In order for businesses to stay a step ahead of cyber criminals these steps should be taken to increase security:
Train your employees in security principles- establishing basic practices and policies for online use, such as creating strong passwords, appropriate internet use, and rules on how to handle and protect customer information and vital data.
Protect computers, networks from cyber attacks- “cleaning” computers is one of the most vital things you can do to help prevent cyber attacks. For example having security software, web browser, and operating systems are the best defense against malware, viruses or other online threats.
Provide a firewall for your computer- a firewall is a set of related programs that prevents outsiders from accessing data on private network information. This includes ensuring that if an employee is working from home that their home system has firewall protection. One of the most common mistakes is downloading firewall programs but not “enabling” them; essentially “turning them on”.

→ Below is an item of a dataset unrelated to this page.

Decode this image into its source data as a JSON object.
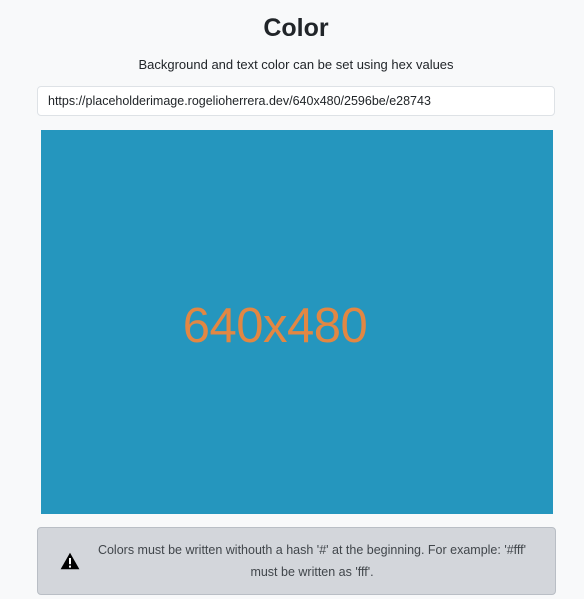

Secure Wi-Fi networks- make sure that any Wi-Fi networks you have for your business is secure, encrypted and hidden. You can hide information by setting up your wireless access point or router so that it doesn’t broadcast a network name, and password protect access to the router.
Limit employee access to data- do not provide any one employee to all data systems. Employees should only be given access to the specific data systems that they need to perform their jobs, and should not be able to install any software without permission.
PCI Compliance is also a big part of being secure online. PCI DSS is the Security Standards Council that was put into place to ensure that businesses storing, transmitting, and processing payment card data, are not putting their customers or their business at risk of data theft or fraud. The PCI DSS has four levels of compliance, with number one set as the highest level. The level that your business requires depends on:
- The volume of transactions you process, and
- How you process them.
Cyber-security is a team sport. Taking actions that will better protect both vital data and your business operations will have positive consequences for the security of all businesses, communities and the country. Computers and networks are interconnected through cyberspace; that means that both public and private sectors share responsibility.
Freed Maxick CPAs
Freed Maxick’s tax team and enterprise risk management team want to make sure that your online business is secure. Our firm is registered with the Payment Card Industry Security Standards Council, LLP (PCI SSC) and has Qualified Security Assessor’s certified by the Council to validate an entity’s adherence to the PCI DSS. Contact us and connect with our experts.
More Insights and Guidance on Cybersecurity Issues - Click here.